(Excerpts from an interface dataset)

◇ ◇ ◇ ◇ ◇

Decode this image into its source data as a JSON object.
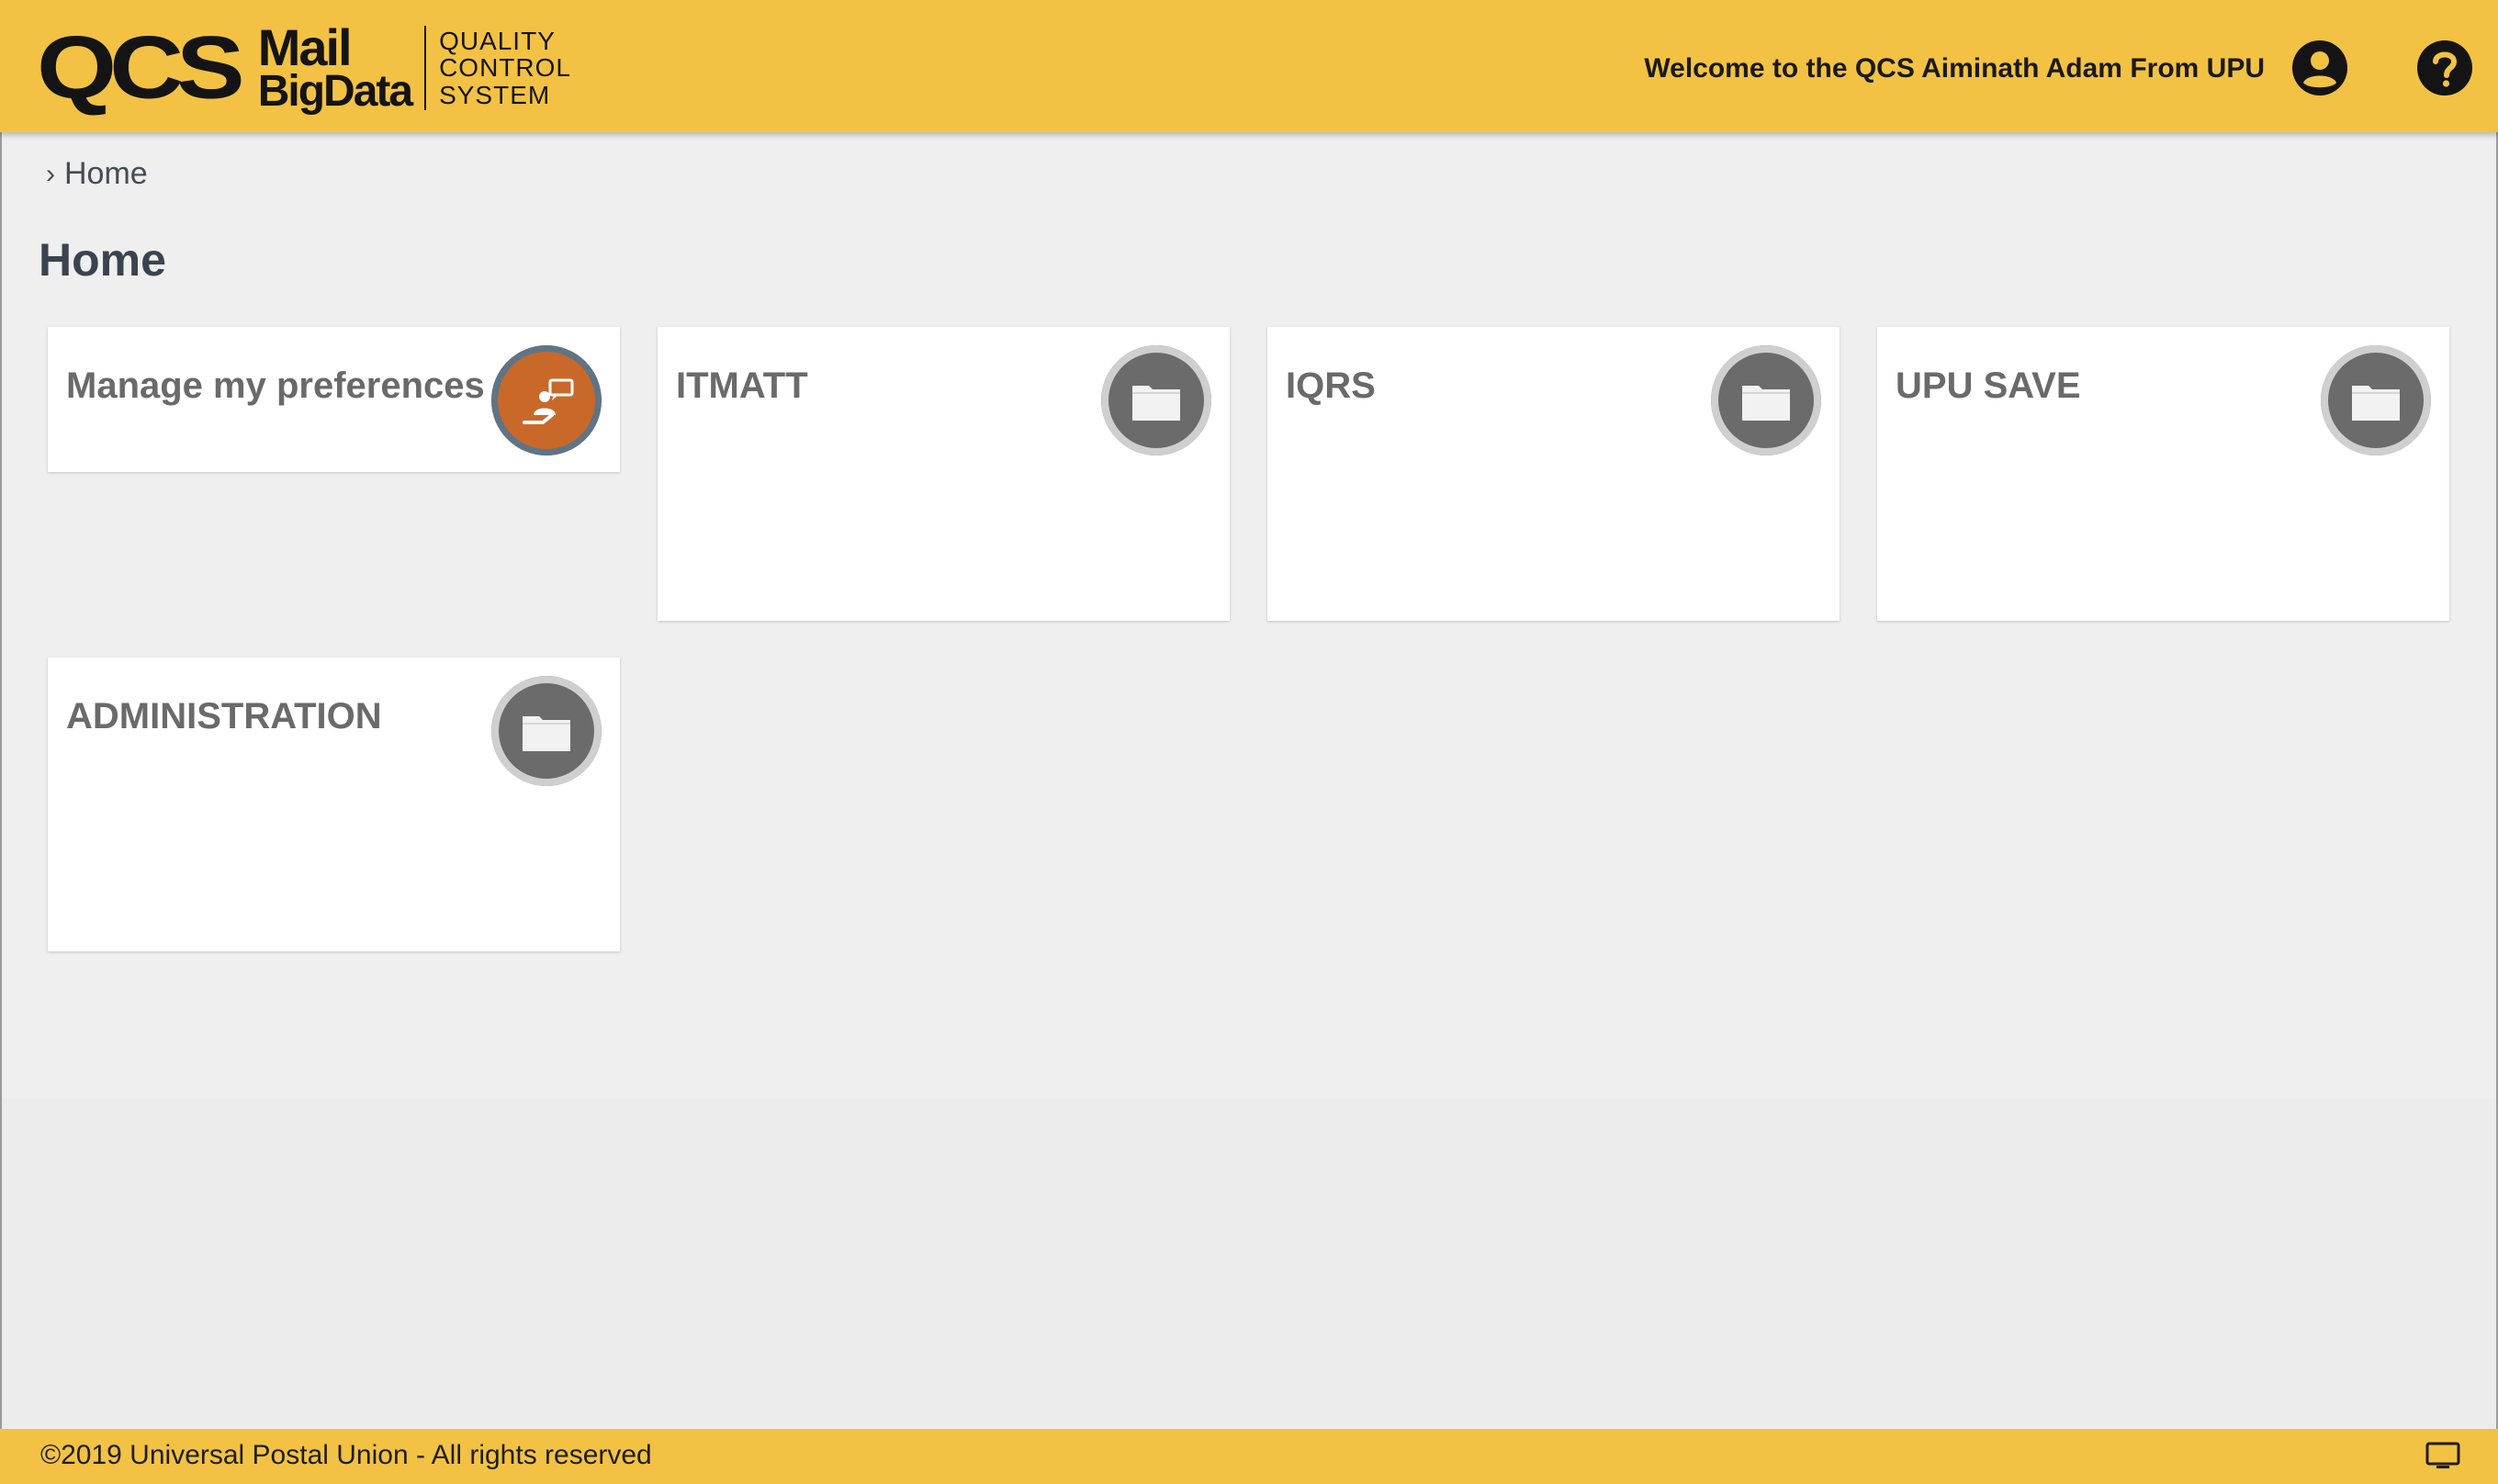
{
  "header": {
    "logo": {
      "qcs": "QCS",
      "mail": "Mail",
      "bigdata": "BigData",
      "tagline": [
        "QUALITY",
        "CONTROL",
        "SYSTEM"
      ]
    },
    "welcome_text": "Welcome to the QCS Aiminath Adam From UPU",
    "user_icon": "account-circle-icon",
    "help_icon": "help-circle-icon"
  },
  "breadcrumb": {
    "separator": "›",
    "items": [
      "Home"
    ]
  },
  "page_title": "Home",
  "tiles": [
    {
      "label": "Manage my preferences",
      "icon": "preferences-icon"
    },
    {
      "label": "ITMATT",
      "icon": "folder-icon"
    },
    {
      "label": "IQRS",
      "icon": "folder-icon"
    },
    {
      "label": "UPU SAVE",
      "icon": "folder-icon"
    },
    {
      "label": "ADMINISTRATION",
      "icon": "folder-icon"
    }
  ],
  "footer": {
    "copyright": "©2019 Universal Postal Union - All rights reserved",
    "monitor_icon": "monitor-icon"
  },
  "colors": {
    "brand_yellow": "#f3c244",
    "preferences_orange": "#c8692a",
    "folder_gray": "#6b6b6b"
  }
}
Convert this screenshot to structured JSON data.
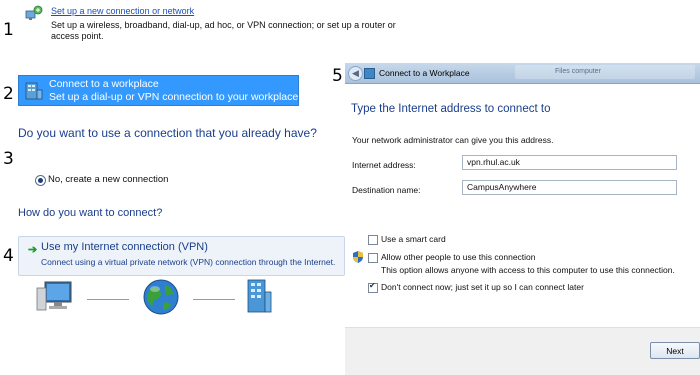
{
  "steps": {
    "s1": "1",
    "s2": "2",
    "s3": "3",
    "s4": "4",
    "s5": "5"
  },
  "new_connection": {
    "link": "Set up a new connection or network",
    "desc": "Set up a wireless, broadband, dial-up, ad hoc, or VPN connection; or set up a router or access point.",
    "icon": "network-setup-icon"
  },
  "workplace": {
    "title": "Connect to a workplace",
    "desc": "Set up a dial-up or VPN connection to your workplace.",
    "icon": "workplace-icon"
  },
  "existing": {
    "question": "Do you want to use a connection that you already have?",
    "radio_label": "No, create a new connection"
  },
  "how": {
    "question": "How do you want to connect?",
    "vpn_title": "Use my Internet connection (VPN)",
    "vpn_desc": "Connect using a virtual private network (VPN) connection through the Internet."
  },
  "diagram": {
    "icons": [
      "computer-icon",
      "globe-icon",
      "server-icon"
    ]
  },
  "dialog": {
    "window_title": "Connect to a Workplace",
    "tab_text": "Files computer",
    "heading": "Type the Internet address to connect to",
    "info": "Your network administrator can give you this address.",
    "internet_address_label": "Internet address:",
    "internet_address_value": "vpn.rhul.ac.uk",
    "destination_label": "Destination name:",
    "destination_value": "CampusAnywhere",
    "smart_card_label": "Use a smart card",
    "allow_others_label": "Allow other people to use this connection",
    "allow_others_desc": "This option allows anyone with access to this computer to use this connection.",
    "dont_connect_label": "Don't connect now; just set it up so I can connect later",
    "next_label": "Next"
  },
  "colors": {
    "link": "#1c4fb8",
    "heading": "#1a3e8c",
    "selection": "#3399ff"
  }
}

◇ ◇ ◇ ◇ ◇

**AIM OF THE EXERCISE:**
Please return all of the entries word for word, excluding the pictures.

**WRITTEN SOLUTION:**
Decode this image into its source data as a JSON object.
{
  "header": {
    "logo": {
      "qcs": "QCS",
      "mail": "Mail",
      "bigdata": "BigData",
      "tagline": [
        "QUALITY",
        "CONTROL",
        "SYSTEM"
      ]
    },
    "welcome_text": "Welcome to the QCS Aiminath Adam From UPU",
    "user_icon": "account-circle-icon",
    "help_icon": "help-circle-icon"
  },
  "breadcrumb": {
    "separator": "›",
    "items": [
      "Home"
    ]
  },
  "page_title": "Home",
  "tiles": [
    {
      "label": "Manage my preferences",
      "icon": "preferences-icon"
    },
    {
      "label": "ITMATT",
      "icon": "folder-icon"
    },
    {
      "label": "IQRS",
      "icon": "folder-icon"
    },
    {
      "label": "UPU SAVE",
      "icon": "folder-icon"
    },
    {
      "label": "ADMINISTRATION",
      "icon": "folder-icon"
    }
  ],
  "footer": {
    "copyright": "©2019 Universal Postal Union - All rights reserved",
    "monitor_icon": "monitor-icon"
  },
  "colors": {
    "brand_yellow": "#f3c244",
    "preferences_orange": "#c8692a",
    "folder_gray": "#6b6b6b"
  }
}
Convert this screenshot to structured JSON data.
{
  "steps": {
    "s1": "1",
    "s2": "2",
    "s3": "3",
    "s4": "4",
    "s5": "5"
  },
  "new_connection": {
    "link": "Set up a new connection or network",
    "desc": "Set up a wireless, broadband, dial-up, ad hoc, or VPN connection; or set up a router or access point.",
    "icon": "network-setup-icon"
  },
  "workplace": {
    "title": "Connect to a workplace",
    "desc": "Set up a dial-up or VPN connection to your workplace.",
    "icon": "workplace-icon"
  },
  "existing": {
    "question": "Do you want to use a connection that you already have?",
    "radio_label": "No, create a new connection"
  },
  "how": {
    "question": "How do you want to connect?",
    "vpn_title": "Use my Internet connection (VPN)",
    "vpn_desc": "Connect using a virtual private network (VPN) connection through the Internet."
  },
  "diagram": {
    "icons": [
      "computer-icon",
      "globe-icon",
      "server-icon"
    ]
  },
  "dialog": {
    "window_title": "Connect to a Workplace",
    "tab_text": "Files computer",
    "heading": "Type the Internet address to connect to",
    "info": "Your network administrator can give you this address.",
    "internet_address_label": "Internet address:",
    "internet_address_value": "vpn.rhul.ac.uk",
    "destination_label": "Destination name:",
    "destination_value": "CampusAnywhere",
    "smart_card_label": "Use a smart card",
    "allow_others_label": "Allow other people to use this connection",
    "allow_others_desc": "This option allows anyone with access to this computer to use this connection.",
    "dont_connect_label": "Don't connect now; just set it up so I can connect later",
    "next_label": "Next"
  },
  "colors": {
    "link": "#1c4fb8",
    "heading": "#1a3e8c",
    "selection": "#3399ff"
  }
}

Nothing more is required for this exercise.